Argentina seems much too quirky and particular to be a leader of anything. For example, it’s the only place we know where you get better banking services out on the sidewalk than in the bank. Every time we go we take a big wad of green pieces of paper with Ben Franklin’s picture on them. Driving directly to the town square in Salta (close to the family ranch), we then simply stop the truck and beckon over one of the many black-market moneychangers standing in front of the bank.
 
This time a year ago, one Ben Franklin would bring you nine pieces of paper with former Argentine president Julio Argentino Roca’s picture, in purple.
 
Roca was no match for Franklin. Reports from Salta tell us that the rate has gone over 13.
 
The official rate changes, too. It was only five Rocas to a Franklin a year ago. As of last Friday, it is 8. But wait…There are more official rates. There’s one for savers, now 9.2. And one for travelers, currently 10.8.
 
Why so complicated?
 
It’s a long story. But the simple version is that the city of Buenos Aires is big and sophisticated. And like New York or San Francisco, it has socialist tendencies.
 
Here’s how it works: The urban intelligentsia provides the ideas. The urban proletariat provides the votes. And farm exports provide the money.
 
But the rural productive sector can never quite provide enough money to satisfy Buenos Aires’ longings. Farmers and other producers labor under such binding restraints – such as import/export restrictions – that even in a roaring bull market, such as we had three years ago, Argentina lost agricultural market share.
 
Now, without much money coming in, the government prints money to pay its bills and lies about inflation. The money supply in Argentina has been increasing at a rate of about 40% a year. And yet, the keepers of Argentina’s official numbers maintain that consumer prices have been rising less than 10% a year.
 
When everyone had caught on that prices were obviously rising much faster than a 10% annual clip, the Argentine feds tried to control prices…as well as the statistics that measure them. Last year, they enacted a ‘voluntary’ price control measure at the supermarkets.
 
This was the work of Argentina’s 42-year-old minister of the economy, Axel Kicillof. He is probably a decent guy. He taught economics at the University of Buenos Aires. The papers say he “reinterpreted Keynes from a Marxist perspective.” With this intellectual toolkit, he says he has the leaks under control.
 
Most likely, our man on the scene, Miguel, has a clearer picture. He reports:

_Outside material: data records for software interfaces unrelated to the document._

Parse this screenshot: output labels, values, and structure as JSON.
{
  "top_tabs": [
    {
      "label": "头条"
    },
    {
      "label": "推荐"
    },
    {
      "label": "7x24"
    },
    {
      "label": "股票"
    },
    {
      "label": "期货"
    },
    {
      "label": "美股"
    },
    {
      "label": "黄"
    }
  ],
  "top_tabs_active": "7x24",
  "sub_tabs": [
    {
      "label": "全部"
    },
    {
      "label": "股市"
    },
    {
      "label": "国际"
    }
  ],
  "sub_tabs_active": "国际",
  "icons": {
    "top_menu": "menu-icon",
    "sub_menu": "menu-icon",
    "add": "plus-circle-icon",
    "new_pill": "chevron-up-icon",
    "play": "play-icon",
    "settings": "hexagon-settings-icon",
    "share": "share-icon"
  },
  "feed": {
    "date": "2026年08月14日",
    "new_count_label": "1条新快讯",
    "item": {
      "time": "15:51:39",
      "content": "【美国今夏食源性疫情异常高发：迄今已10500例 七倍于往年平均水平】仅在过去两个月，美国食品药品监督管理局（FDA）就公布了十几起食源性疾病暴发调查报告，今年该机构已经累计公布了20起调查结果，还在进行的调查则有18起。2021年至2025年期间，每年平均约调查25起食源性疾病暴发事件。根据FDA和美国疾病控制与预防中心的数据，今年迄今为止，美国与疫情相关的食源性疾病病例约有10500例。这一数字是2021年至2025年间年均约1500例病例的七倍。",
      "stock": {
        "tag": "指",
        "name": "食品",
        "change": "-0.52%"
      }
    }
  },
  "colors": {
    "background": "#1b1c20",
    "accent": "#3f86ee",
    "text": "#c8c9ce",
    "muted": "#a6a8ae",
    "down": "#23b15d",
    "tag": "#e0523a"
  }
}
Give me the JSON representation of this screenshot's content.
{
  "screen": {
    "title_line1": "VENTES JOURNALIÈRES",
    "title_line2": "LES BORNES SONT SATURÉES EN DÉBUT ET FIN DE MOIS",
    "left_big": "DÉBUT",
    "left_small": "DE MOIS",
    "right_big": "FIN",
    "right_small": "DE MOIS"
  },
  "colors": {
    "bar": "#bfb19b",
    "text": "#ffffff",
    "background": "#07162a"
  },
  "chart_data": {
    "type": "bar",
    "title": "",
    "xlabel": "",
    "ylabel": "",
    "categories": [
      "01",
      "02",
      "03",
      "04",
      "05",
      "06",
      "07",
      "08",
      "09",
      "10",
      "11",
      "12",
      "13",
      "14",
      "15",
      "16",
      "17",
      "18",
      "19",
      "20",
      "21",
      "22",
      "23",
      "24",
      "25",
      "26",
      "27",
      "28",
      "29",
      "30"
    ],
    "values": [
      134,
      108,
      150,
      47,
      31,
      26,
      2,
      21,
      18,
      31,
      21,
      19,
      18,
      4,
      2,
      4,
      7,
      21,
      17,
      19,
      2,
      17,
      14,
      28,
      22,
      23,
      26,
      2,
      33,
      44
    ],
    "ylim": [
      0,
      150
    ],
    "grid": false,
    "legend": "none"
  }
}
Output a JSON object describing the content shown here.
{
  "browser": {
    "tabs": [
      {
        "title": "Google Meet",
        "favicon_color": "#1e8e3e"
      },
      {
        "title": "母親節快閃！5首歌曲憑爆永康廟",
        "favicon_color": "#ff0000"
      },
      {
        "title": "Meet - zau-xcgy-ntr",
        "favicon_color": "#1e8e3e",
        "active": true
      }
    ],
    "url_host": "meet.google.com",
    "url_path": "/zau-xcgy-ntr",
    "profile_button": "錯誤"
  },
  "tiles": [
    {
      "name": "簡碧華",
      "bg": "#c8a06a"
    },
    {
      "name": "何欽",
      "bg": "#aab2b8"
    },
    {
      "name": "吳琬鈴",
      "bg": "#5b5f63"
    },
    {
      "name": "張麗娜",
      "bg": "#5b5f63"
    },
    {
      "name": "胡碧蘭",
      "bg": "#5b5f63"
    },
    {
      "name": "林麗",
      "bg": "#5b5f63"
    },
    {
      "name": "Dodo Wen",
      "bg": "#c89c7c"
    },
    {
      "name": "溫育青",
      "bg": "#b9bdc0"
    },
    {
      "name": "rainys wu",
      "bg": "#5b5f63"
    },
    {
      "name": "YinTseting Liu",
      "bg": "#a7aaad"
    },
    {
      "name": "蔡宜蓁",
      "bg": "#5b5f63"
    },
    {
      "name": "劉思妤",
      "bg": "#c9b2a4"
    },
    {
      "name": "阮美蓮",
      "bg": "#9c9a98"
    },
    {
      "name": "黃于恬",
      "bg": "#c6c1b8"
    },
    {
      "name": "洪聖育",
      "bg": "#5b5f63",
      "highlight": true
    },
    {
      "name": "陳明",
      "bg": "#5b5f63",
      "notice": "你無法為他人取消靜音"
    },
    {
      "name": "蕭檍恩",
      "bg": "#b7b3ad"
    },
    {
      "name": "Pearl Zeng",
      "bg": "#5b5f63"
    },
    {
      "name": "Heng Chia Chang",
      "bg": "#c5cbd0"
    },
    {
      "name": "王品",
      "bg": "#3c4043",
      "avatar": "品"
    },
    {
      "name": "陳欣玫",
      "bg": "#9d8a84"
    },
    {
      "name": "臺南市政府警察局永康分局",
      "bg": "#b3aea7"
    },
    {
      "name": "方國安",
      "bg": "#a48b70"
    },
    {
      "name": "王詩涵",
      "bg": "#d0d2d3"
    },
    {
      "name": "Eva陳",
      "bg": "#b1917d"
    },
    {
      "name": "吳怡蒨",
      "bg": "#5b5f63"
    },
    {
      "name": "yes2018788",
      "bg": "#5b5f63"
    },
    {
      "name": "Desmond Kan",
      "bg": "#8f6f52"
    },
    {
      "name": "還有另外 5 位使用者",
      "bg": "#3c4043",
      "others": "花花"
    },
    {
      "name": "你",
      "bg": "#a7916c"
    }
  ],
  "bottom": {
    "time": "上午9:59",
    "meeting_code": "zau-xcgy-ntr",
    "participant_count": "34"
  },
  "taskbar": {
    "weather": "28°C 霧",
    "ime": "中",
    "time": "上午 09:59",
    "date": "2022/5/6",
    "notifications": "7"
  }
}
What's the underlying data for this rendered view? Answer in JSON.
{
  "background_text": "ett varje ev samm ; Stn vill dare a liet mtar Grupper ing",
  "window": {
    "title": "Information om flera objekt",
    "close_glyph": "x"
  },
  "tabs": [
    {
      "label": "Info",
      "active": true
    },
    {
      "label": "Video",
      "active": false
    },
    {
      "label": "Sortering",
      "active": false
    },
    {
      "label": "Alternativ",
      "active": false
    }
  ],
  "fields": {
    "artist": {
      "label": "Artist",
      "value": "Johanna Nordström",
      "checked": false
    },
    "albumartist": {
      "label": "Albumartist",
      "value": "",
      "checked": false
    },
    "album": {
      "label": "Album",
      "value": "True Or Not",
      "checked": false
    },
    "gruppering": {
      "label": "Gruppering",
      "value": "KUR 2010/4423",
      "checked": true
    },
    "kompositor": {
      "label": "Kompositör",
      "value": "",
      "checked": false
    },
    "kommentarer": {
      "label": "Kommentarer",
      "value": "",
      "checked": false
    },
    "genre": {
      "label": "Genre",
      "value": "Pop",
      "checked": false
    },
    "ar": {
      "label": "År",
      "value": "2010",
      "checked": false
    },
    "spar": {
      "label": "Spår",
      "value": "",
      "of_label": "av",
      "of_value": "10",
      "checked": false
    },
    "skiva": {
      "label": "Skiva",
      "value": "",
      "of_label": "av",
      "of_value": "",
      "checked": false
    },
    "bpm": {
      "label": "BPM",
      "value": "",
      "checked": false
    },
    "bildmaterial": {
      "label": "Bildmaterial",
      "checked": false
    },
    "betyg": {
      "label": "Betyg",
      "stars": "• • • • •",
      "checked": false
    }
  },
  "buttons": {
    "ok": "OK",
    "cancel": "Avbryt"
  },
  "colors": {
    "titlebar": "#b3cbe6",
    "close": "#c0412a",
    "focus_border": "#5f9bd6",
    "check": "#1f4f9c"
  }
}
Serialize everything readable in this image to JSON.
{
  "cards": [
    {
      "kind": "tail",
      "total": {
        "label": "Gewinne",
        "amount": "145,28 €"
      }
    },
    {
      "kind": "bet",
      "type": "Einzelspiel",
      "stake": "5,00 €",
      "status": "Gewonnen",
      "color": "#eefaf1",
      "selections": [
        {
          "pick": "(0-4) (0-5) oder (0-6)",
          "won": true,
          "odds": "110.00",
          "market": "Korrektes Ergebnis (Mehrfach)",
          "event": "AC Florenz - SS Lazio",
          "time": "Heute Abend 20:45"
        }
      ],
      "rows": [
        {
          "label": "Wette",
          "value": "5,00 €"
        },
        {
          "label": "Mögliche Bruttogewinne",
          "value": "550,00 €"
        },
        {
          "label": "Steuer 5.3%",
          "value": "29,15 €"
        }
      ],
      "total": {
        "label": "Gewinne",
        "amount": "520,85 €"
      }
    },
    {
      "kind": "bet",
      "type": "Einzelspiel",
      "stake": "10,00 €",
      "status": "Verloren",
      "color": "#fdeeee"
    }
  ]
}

“I dropped my Kindle reader and broke it,” he reports. “I wanted to order another one from Amazon. But the government just announced a 50% import tax. That’s in addition to the 35% penalty I would pay on credit card purchases from overseas. You also have to go to [an office of the tax collector] and wait for hours to do the paperwork. It’s not worth that much.”
So, Amazon lost a sale. And the Argentine economy lost a connection to sanity.
“This is just the beginning,” Miguel continues. “We’re headed into another real crisis. The people are restless and the government is desperate. We’ve got major union negotiations coming up. It wouldn’t be at all surprising to see riots…looting…and some kind of bankruptcy or default.”
 
  • Reddit
  • Facebook
  • Twitter
  • Google
  • Yahoo
  • LinkedIn
  • Digg
  • StumbleUpon
  • Technorati
  • del.icio.us
Tagged with:
preload preload preload
Get Adobe Flash player